Back to Biographies Page:
Nellie Kim first emerged out of the junior ranks in the early 1970s where she battled Nadia Comaneci for the honor of being the best junior in the world. By 1974 Nellie had been promoted to the upper levels of the Soviet national team and was part of their World Championships team that year. However, Nellie’s performance was marred by health issues and she was unable to make a run in the AA race. But in spite of being handicapped, Nellie did manage to win a bronze medal on the balance beam.
By 1975 it could no longer be denied that Nellie had surpassed both Olga Korbut and Ludmilla Turischeva in ability. Despite making history by becoming the second gymnast after Nadia Comaneci to score a Perfect-10 at the 1976 Olympics, and being the top performing Soviet in Montreal, Nellie still had to share the spotlight with her two fellow superstars in the Soviet program.
Being stuck in the shadow of someone else would be a reoccurring theme throughout Nellie’s career. History seemed to repeat itself when Elena Mukhina became the face of the Soviet team over the next two years.
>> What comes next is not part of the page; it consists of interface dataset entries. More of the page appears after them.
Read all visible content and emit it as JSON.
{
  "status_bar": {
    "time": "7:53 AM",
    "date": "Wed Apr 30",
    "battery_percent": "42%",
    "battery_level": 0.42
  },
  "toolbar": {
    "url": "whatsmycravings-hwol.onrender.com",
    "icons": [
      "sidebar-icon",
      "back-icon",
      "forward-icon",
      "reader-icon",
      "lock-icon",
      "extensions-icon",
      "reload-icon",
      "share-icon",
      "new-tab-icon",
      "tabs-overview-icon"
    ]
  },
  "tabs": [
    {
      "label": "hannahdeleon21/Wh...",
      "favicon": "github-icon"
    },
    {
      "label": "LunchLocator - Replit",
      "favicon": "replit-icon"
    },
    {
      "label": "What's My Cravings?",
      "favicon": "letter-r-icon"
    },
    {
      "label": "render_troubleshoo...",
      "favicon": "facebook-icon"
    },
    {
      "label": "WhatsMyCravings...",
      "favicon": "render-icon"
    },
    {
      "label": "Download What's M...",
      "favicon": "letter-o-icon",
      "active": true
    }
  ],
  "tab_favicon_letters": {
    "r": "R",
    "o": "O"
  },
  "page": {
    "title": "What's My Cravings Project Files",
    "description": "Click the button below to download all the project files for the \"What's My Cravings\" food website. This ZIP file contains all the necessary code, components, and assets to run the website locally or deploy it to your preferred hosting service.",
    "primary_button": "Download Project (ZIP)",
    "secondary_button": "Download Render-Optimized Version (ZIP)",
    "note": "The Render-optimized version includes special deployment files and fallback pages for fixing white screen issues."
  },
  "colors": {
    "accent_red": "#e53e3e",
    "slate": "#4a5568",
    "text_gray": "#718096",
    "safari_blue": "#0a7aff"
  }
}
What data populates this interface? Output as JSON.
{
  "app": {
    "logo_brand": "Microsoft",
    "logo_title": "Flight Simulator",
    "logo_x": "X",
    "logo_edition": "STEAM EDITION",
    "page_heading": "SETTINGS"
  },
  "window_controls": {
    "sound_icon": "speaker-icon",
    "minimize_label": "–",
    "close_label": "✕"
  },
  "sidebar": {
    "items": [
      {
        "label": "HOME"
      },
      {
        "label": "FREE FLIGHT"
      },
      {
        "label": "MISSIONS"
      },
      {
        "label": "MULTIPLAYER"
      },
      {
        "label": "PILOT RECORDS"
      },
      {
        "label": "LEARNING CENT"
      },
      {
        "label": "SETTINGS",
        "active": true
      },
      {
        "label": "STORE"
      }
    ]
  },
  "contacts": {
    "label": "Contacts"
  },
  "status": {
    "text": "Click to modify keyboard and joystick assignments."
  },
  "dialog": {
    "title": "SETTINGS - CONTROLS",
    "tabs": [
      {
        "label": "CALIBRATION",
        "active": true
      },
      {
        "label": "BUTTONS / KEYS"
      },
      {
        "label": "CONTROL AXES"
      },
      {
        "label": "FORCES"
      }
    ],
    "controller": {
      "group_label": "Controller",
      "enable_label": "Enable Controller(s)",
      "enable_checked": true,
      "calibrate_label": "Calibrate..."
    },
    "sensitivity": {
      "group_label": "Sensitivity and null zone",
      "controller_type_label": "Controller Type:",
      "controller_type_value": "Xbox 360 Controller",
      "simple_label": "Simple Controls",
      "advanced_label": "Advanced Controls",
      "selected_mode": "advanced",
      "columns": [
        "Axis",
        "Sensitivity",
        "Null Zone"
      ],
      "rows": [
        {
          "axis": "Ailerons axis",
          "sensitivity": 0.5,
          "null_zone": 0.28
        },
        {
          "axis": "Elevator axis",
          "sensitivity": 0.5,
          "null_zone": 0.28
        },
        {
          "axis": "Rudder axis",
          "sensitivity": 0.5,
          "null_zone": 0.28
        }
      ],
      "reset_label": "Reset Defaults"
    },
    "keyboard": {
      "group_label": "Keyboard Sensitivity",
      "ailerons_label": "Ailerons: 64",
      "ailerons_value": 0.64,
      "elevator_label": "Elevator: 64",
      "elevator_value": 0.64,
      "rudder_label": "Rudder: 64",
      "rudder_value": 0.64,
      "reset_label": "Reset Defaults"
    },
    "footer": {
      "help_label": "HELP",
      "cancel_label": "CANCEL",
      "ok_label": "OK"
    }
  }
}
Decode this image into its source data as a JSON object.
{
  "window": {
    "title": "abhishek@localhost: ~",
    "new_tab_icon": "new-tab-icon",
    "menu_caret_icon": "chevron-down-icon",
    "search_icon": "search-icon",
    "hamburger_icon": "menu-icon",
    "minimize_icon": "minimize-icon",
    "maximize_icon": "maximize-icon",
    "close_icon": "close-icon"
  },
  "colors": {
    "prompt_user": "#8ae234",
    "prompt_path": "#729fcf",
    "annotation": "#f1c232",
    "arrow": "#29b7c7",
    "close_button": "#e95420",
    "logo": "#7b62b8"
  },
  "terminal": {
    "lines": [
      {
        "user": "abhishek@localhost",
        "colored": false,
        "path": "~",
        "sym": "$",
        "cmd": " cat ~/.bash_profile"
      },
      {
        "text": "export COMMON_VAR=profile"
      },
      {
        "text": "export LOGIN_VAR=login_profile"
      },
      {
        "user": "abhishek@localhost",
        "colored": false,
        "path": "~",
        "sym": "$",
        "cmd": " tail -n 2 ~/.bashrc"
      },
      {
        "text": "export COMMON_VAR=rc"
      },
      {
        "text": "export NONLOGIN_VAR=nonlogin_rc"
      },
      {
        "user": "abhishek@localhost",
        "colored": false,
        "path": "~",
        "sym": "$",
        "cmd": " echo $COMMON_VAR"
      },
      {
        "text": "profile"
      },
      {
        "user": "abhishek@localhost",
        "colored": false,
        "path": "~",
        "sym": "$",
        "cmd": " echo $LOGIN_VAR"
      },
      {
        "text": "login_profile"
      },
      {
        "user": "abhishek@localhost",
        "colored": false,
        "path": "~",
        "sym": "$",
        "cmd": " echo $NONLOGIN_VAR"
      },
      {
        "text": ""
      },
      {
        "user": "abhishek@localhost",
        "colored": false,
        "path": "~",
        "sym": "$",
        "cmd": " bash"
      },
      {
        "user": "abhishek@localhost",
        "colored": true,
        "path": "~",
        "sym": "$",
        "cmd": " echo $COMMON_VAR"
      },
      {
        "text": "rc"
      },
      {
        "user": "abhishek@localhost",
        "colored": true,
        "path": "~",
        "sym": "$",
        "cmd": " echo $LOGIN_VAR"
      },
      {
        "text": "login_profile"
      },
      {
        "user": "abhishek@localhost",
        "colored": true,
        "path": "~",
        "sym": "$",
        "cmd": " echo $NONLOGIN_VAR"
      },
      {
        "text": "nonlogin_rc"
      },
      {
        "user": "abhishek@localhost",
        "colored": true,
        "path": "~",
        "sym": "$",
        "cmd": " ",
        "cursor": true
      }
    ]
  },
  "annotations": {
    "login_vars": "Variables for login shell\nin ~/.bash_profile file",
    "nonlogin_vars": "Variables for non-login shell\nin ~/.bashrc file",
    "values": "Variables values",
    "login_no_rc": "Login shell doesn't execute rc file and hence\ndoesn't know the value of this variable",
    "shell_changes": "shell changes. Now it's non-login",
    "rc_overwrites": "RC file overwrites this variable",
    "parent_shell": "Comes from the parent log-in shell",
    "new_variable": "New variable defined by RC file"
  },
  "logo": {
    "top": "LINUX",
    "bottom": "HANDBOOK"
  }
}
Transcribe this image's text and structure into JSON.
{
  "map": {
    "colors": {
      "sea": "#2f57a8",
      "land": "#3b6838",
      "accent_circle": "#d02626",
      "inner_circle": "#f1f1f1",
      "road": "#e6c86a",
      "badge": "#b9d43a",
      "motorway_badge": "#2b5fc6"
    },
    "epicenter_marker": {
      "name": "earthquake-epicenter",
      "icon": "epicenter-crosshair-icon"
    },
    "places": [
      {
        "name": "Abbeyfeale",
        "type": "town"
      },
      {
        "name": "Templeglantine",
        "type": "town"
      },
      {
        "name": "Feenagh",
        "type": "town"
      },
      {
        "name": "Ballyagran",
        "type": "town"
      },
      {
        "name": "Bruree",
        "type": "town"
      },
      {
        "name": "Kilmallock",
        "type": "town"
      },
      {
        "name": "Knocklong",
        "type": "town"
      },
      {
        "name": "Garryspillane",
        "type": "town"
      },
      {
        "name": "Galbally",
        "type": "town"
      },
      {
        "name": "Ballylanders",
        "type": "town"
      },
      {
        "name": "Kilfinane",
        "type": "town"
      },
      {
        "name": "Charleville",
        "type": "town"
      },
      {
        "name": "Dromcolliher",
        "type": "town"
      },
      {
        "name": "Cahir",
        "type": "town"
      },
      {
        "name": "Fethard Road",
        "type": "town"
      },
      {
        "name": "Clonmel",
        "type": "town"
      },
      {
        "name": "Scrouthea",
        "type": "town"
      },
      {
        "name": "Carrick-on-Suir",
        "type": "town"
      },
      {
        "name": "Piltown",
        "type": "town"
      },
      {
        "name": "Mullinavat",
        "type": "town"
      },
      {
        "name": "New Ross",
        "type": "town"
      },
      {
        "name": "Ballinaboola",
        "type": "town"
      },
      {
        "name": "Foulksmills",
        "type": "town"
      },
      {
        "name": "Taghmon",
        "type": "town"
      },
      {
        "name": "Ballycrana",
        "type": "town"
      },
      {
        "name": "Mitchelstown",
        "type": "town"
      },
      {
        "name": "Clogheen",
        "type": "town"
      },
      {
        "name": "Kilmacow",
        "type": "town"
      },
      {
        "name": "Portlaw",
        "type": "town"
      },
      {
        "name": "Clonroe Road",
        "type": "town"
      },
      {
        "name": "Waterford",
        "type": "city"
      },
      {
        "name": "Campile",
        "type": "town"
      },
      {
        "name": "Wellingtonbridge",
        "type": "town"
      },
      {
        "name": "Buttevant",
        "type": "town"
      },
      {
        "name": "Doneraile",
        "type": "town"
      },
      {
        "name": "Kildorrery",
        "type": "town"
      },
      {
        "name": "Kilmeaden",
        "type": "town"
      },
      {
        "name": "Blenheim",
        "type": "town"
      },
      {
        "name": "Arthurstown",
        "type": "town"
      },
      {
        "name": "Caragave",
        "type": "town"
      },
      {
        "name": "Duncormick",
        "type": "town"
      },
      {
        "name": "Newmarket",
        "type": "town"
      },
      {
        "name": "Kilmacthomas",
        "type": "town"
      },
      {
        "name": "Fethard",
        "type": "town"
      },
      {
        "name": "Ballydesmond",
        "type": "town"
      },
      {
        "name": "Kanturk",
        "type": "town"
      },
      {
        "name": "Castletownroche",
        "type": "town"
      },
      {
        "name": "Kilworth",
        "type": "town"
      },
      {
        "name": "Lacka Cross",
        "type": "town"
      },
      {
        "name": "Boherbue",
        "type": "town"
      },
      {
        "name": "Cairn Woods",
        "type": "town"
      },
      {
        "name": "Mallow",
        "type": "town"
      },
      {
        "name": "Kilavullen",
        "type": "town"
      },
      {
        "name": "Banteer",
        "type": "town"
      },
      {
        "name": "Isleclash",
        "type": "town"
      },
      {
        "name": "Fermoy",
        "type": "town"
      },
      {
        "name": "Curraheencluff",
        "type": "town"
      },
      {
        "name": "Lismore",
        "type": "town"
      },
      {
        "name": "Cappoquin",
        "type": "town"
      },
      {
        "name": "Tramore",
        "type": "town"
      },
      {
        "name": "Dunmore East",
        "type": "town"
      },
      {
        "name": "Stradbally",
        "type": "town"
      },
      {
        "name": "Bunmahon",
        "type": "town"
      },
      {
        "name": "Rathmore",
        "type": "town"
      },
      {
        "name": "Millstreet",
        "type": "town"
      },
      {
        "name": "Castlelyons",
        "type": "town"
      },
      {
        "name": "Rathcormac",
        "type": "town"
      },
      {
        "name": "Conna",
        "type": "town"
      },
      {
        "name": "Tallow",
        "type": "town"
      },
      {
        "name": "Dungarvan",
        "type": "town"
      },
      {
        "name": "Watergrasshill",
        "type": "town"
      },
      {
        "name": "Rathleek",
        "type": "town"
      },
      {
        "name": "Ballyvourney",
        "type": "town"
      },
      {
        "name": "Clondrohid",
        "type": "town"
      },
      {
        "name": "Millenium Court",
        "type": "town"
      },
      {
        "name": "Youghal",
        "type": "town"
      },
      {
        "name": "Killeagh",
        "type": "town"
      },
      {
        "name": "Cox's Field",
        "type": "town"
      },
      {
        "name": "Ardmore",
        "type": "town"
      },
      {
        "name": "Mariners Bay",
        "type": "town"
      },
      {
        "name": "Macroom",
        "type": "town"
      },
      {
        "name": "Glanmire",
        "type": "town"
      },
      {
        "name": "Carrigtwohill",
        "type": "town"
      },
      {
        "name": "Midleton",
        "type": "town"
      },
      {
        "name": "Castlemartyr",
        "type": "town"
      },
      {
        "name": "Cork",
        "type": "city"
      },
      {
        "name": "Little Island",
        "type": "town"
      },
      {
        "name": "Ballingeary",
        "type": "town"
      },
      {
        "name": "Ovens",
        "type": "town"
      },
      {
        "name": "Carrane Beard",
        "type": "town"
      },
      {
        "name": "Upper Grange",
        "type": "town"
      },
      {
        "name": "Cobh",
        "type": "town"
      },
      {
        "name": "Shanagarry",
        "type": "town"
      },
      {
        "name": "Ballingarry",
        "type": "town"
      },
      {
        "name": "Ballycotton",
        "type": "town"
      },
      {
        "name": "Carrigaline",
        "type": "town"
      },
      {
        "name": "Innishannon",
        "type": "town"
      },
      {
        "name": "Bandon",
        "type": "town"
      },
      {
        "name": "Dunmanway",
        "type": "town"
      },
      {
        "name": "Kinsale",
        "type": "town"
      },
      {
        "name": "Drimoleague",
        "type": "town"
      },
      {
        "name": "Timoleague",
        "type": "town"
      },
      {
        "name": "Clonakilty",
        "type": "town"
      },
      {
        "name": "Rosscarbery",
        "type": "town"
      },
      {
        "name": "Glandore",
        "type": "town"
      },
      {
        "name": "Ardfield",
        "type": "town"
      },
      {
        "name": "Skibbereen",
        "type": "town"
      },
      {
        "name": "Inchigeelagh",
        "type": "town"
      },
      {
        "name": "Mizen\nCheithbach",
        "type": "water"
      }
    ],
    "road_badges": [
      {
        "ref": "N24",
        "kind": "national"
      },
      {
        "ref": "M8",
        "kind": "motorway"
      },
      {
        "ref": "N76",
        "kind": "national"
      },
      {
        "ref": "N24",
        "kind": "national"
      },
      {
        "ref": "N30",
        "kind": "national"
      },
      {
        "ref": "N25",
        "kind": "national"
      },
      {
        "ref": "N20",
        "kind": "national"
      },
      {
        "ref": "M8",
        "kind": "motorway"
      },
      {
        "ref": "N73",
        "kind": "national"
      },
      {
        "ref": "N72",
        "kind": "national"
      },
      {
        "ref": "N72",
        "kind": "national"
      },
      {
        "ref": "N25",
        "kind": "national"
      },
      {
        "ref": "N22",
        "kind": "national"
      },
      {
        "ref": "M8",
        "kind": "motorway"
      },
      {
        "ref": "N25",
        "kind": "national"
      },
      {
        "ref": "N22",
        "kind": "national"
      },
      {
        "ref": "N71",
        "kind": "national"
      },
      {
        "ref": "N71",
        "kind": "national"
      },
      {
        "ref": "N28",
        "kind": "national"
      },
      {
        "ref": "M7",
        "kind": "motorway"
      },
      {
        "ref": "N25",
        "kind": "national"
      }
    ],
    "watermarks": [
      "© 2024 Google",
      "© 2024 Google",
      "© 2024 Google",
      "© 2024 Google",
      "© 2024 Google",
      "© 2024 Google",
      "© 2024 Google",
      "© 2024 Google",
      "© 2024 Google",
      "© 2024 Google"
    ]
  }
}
In 1979 it seemed the stars had finally aligned in Nellie’s favor. The 1979 World Championships was notorious for its injury rate knocking out virtually every top gymnast including Mukhina and Nadia.
With all her rivals gone, for once Nellie had the spotlight all to herself, she won the AA title. Nellie completed her career by winning an Olympic gold medal on floor in a tie with Nadia. Even though the result was highly controversial, but there was a sense of poetry in that moment. The Nellie-Nadia dynamic goes all the way back to 1972. Their 9-year personal rivalry was one of the best in WAG history, and what better way to complete it with the two standing side by side?
World Championships & Olympic Competition:
Jr. USSR Championships: 5th-AA
Druzhba: 1st-Team, 2nd-FX
Jr. USSR Championships: 2nd-AA, 1st-VT, 1st-UB
Chunichi Cup: 1st-AA
Druzhba: 1st-Team, 2nd-AA, 6th-VT, 2nd-UB, 2nd-FX
USSR Cup: 8th-AA, 1st-UB
Riga International: 2nd-AA
USSR Championships: 3rd-AA, 2nd-VT, 2nd-UB
USSR Cup: 2nd-AA
World Championship: 1st-Team, 9th-AA, 3rd-BB
Chunichi Cup: 4th AA
European Championships: 2nd-AA, 3rd-VT, 3rd-UB, 2nd-BB, 1st-FX
Moscow News: 1st-AA, 2nd-VT, 1st-UB, 1st-BB, 1st-FX
Pre-Olympics: 2nd-AA, 1st-VT, 2nd-UB, 1st-BB, 1st-FX
USSR Championships: 1st-AA, 2nd-VT, 1st-UB, 1st-BB, 1st-FX
USSR Cup: 2nd-AA
USSR Spartakiade: 1st-AA
Chunichi Cup: 15th-AA
Tokyo Cup: 1st-VT, 1st-BB, 1st-FX
Olympics: 1st-Team, 2nd-AA, 1st-VT, 6th-UB, 1st-FX
USSR Cup: 1st-AA
European Championships: 3rd-AA, 1st-VT, 4th-UB, 2nd-BB, 3rd-FX
USSR Cup: 16th-AA
World Championships: 1st-Team, 2nd-AA, 1st-VT, 1st-FX
USSR Championships: 5th-AA, 2nd-VT, 2nd-UB, 4th-BB, 1st-FX
USSR Spartakiade: 1st-Team, 3rd-AA, 1st-VT, 1st-UB, 1st-FX
World Championships: 2nd-Team, 1st-AA, 3rd-VT, 5th-UB, 2nd-BB, 2nd-FX
World Cup: 2nd-AA, 3rd-VT, 3rd-BB, 8th-FX
USSR Championships: 1st-AA
Olympics: 1st-Team, 5th-AA, 6th-UB, 1st-FX
Results are taken from Score for Score, The Gymternet, GymnasticGreats, My Meet Scores, Gymn-Forum, the official websites of various national gymnastics federations, newspaper clippings, classic gymnastics magazines, and in some cases, were provided by the gymnasts themselves. An explanation for the meaning of these symbols can be found here.